Task prompt
The word to look for is "Ctrl". Report every line of the entries below that has it.

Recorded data
⟨

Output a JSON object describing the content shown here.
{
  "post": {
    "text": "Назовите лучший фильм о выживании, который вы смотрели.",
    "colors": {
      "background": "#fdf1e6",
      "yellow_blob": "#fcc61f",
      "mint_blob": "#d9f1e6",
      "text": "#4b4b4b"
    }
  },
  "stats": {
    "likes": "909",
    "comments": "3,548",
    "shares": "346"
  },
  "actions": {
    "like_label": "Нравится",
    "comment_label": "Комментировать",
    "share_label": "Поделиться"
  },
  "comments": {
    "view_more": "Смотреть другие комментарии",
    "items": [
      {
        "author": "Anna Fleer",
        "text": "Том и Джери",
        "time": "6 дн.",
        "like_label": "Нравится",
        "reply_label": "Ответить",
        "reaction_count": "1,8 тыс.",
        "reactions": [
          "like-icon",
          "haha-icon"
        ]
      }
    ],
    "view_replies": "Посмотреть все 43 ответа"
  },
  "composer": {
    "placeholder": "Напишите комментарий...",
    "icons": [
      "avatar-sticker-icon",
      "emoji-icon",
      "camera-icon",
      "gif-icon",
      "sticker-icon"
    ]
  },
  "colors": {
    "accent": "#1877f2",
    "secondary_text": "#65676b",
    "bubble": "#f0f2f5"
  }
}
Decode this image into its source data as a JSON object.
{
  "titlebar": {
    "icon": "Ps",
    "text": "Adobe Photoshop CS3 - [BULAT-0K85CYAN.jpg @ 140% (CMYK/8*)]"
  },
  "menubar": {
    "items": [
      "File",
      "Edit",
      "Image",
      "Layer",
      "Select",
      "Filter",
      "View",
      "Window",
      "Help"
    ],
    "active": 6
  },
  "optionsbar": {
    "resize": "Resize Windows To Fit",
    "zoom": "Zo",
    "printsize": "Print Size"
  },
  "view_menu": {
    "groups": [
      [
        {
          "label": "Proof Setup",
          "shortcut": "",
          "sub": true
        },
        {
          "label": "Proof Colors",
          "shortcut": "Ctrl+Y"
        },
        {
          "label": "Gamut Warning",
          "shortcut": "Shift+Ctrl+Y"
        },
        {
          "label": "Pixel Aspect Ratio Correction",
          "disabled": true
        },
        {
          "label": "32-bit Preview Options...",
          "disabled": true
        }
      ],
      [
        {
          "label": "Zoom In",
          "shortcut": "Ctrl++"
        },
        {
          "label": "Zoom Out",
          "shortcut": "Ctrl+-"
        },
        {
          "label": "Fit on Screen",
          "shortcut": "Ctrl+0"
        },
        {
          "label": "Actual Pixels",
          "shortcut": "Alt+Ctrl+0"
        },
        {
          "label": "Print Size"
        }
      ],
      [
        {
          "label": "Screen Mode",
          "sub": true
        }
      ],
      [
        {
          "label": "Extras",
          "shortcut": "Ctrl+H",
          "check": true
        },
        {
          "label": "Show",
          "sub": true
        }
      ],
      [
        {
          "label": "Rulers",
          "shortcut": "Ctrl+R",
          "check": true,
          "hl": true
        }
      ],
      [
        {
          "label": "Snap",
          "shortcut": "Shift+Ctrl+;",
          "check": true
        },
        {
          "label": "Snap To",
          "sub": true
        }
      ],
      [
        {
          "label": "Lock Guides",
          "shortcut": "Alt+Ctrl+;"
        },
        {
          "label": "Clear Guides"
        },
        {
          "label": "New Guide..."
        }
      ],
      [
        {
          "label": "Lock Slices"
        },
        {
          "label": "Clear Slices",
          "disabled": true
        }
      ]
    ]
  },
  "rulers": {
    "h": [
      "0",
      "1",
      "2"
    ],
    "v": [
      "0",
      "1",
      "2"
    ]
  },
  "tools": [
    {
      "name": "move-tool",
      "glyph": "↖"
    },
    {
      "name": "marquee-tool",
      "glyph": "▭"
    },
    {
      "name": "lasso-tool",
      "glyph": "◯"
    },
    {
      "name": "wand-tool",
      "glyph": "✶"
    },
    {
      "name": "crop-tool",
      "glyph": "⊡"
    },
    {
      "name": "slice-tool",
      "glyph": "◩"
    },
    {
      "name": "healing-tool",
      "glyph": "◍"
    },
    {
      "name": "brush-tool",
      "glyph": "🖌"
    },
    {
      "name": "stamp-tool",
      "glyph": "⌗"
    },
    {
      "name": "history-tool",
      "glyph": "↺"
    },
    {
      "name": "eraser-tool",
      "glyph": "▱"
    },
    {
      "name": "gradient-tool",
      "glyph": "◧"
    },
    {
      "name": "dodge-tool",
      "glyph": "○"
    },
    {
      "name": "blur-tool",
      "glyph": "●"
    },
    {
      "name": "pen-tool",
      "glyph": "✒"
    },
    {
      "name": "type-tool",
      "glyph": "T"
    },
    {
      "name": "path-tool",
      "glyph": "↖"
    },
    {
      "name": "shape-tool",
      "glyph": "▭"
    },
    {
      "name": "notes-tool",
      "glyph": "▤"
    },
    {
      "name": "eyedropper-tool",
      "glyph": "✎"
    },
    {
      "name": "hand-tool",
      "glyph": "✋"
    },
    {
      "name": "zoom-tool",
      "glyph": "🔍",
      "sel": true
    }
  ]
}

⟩
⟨

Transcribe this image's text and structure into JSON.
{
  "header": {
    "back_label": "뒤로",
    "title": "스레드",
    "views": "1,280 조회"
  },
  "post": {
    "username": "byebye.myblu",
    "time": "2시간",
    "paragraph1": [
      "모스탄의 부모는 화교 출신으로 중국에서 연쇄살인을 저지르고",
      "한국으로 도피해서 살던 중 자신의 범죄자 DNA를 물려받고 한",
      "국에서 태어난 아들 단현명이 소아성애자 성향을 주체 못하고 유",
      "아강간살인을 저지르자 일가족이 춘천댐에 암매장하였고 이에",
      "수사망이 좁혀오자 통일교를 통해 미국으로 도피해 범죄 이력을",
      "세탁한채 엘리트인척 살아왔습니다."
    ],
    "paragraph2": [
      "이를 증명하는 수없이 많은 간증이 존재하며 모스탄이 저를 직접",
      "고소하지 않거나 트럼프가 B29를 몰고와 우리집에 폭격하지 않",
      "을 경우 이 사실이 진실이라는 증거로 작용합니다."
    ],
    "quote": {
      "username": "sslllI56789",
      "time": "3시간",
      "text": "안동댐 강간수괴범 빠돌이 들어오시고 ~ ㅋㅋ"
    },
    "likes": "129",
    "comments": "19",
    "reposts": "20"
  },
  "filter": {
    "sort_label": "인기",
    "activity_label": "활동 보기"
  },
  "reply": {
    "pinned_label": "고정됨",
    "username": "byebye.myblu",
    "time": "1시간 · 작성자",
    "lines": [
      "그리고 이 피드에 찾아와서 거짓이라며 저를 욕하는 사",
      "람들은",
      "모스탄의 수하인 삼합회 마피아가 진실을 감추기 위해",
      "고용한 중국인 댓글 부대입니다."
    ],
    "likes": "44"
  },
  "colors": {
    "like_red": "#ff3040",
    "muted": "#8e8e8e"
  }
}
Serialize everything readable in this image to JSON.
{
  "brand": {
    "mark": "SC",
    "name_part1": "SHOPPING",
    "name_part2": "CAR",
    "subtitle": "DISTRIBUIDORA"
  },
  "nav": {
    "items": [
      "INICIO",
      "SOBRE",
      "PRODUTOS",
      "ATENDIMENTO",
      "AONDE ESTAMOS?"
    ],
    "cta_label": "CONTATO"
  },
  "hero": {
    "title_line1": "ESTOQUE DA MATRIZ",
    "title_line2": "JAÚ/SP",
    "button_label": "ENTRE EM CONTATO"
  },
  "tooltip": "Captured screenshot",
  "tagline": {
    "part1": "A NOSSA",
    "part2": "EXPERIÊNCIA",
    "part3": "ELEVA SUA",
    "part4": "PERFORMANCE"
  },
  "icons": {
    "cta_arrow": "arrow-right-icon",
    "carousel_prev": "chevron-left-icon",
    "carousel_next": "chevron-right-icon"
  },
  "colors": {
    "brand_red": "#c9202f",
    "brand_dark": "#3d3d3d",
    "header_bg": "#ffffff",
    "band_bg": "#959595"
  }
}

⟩

Exercise result
          "shortcut": "Ctrl+Y"
          "shortcut": "Shift+Ctrl+Y"
          "shortcut": "Ctrl++"
          "shortcut": "Ctrl+-"
          "shortcut": "Ctrl+0"
          "shortcut": "Alt+Ctrl+0"
          "shortcut": "Ctrl+H",
          "shortcut": "Ctrl+R",
          "shortcut": "Shift+Ctrl+;",
          "shortcut": "Alt+Ctrl+;"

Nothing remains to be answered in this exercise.